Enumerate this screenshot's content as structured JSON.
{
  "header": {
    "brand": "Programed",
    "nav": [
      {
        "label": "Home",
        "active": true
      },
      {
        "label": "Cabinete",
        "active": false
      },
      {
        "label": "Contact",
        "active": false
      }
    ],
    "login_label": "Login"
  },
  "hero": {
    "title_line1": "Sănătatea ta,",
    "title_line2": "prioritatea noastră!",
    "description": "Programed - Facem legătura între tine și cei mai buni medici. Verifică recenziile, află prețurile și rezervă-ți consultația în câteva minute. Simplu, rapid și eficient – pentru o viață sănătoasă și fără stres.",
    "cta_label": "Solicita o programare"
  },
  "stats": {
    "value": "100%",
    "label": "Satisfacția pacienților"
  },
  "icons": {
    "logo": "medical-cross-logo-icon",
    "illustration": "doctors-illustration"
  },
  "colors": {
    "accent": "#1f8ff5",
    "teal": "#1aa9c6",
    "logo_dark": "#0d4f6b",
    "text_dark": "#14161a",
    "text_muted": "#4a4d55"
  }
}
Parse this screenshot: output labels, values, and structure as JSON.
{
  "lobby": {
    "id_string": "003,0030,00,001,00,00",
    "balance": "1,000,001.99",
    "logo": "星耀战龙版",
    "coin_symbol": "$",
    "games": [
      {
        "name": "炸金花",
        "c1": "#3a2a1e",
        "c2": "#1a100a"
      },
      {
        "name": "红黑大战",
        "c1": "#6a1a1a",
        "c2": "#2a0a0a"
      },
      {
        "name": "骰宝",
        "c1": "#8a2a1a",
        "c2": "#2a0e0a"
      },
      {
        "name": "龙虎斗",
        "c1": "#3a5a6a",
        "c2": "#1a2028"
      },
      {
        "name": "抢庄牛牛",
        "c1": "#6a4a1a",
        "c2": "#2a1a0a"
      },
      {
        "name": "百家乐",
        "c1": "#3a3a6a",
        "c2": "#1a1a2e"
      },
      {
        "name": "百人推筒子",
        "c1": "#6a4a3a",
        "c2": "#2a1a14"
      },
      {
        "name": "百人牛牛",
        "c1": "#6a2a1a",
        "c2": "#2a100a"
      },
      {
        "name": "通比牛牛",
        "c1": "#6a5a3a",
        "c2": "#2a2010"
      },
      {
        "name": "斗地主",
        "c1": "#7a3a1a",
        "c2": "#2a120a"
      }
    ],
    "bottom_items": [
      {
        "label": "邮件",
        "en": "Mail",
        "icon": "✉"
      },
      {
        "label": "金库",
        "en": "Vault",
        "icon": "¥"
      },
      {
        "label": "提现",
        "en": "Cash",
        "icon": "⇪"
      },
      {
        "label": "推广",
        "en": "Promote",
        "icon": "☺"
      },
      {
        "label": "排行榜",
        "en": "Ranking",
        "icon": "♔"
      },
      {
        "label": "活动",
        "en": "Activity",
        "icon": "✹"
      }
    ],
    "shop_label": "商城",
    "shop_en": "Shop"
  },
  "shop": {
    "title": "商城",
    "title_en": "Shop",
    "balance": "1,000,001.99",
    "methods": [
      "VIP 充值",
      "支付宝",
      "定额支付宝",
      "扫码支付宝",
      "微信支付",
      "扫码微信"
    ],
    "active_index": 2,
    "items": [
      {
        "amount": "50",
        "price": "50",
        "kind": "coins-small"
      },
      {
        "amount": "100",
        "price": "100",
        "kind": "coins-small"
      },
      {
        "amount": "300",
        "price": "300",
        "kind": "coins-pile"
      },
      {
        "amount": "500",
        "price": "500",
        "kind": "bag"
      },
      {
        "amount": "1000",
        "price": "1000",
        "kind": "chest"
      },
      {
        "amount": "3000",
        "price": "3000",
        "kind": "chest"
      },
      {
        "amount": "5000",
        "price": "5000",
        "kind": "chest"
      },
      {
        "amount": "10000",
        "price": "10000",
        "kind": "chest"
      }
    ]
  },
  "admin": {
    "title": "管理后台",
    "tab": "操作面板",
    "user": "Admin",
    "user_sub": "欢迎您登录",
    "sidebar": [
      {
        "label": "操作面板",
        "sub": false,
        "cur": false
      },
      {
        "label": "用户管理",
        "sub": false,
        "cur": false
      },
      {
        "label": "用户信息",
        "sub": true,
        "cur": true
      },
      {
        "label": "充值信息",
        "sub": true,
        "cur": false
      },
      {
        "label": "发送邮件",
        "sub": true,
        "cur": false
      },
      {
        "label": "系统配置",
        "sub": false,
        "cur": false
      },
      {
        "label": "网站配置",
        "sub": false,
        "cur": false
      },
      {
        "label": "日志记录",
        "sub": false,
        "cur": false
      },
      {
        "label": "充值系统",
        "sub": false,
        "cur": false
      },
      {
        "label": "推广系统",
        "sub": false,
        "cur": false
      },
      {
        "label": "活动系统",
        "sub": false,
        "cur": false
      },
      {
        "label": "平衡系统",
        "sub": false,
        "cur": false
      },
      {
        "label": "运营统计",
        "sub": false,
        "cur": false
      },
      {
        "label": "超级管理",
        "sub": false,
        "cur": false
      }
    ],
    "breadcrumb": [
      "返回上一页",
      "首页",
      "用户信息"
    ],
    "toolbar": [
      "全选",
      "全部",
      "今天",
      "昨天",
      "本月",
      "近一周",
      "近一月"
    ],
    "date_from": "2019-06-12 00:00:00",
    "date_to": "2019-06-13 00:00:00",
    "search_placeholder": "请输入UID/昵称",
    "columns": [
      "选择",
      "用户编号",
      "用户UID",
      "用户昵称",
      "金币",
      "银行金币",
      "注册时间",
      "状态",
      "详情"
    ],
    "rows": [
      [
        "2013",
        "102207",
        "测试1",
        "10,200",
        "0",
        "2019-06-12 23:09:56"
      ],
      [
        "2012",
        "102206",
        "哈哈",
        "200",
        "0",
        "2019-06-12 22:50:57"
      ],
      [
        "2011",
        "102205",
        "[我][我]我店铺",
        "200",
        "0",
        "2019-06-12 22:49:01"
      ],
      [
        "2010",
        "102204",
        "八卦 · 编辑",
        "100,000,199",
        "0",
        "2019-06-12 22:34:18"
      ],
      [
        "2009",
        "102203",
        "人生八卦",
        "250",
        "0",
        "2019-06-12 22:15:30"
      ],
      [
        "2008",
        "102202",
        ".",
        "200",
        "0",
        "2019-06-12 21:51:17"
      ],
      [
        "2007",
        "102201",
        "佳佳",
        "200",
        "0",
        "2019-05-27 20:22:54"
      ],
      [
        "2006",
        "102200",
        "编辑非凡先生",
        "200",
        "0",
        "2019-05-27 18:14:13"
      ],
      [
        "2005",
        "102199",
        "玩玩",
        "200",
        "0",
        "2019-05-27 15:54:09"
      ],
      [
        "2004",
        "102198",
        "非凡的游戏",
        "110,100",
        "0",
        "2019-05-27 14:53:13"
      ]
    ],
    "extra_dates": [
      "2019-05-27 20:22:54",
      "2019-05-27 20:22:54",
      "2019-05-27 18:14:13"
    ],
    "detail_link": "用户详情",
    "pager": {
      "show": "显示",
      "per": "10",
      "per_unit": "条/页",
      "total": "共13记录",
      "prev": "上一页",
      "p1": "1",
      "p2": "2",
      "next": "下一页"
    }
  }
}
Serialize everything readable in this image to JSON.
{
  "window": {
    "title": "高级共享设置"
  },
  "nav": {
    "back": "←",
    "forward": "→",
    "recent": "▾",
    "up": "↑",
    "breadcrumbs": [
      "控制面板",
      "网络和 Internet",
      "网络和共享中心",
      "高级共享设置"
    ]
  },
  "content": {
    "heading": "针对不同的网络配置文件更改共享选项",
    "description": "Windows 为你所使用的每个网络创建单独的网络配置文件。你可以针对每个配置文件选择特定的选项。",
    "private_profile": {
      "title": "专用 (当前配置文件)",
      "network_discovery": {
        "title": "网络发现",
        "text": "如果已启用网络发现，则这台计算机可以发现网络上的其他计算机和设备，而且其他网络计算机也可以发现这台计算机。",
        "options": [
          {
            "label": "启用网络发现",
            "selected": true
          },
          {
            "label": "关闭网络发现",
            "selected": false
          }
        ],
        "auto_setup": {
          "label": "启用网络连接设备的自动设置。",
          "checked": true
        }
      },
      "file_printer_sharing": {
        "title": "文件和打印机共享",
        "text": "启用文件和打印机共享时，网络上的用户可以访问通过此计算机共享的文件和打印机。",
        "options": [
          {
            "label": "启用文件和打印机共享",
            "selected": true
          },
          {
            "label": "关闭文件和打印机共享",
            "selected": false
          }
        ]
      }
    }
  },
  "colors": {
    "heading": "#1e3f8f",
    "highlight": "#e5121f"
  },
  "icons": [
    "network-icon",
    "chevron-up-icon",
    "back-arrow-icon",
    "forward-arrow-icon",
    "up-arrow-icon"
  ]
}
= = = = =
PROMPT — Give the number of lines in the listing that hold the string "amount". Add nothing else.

OUTPUT FOR THIS TASK — 8